━━━━━ Data listing ━━━━━

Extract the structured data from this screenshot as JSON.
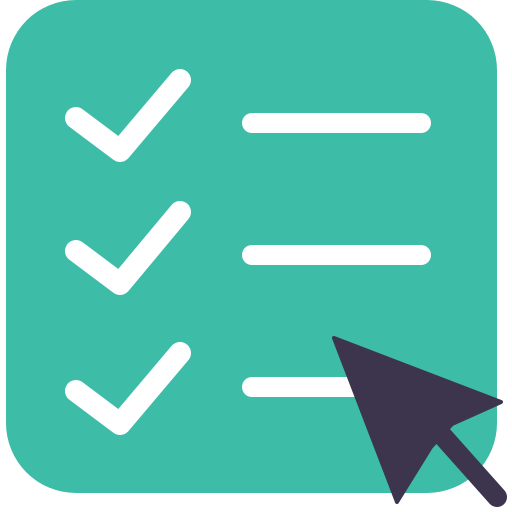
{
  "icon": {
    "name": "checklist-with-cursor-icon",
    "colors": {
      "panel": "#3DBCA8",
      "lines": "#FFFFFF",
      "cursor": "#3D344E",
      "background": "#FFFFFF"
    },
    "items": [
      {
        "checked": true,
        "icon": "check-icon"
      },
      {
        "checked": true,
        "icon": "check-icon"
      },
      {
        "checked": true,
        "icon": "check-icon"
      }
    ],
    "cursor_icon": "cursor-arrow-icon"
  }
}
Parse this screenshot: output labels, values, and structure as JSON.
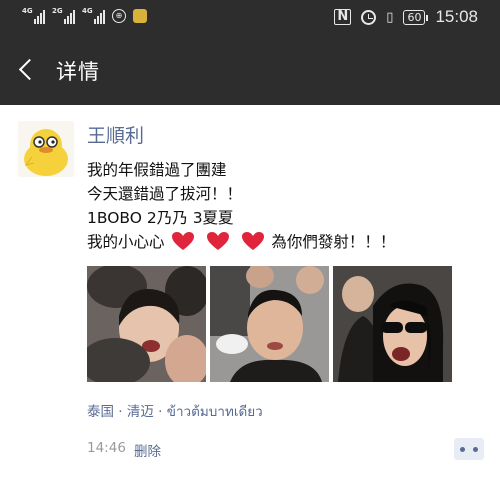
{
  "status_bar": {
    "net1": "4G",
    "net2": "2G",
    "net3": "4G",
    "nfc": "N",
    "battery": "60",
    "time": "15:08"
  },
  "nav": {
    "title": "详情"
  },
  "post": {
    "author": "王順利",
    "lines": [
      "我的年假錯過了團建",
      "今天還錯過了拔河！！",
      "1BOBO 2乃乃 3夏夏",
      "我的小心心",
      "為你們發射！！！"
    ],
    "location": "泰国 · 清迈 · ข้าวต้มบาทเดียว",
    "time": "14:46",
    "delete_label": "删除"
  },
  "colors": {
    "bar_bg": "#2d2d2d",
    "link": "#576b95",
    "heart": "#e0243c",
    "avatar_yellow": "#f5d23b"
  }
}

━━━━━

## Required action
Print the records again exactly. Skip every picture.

## Response to this task
Extract the structured data from this screenshot as JSON.
{
  "icon": {
    "name": "checklist-with-cursor-icon",
    "colors": {
      "panel": "#3DBCA8",
      "lines": "#FFFFFF",
      "cursor": "#3D344E",
      "background": "#FFFFFF"
    },
    "items": [
      {
        "checked": true,
        "icon": "check-icon"
      },
      {
        "checked": true,
        "icon": "check-icon"
      },
      {
        "checked": true,
        "icon": "check-icon"
      }
    ],
    "cursor_icon": "cursor-arrow-icon"
  }
}
Parse this screenshot: output labels, values, and structure as JSON.
{
  "status_bar": {
    "net1": "4G",
    "net2": "2G",
    "net3": "4G",
    "nfc": "N",
    "battery": "60",
    "time": "15:08"
  },
  "nav": {
    "title": "详情"
  },
  "post": {
    "author": "王順利",
    "lines": [
      "我的年假錯過了團建",
      "今天還錯過了拔河！！",
      "1BOBO 2乃乃 3夏夏",
      "我的小心心",
      "為你們發射！！！"
    ],
    "location": "泰国 · 清迈 · ข้าวต้มบาทเดียว",
    "time": "14:46",
    "delete_label": "删除"
  },
  "colors": {
    "bar_bg": "#2d2d2d",
    "link": "#576b95",
    "heart": "#e0243c",
    "avatar_yellow": "#f5d23b"
  }
}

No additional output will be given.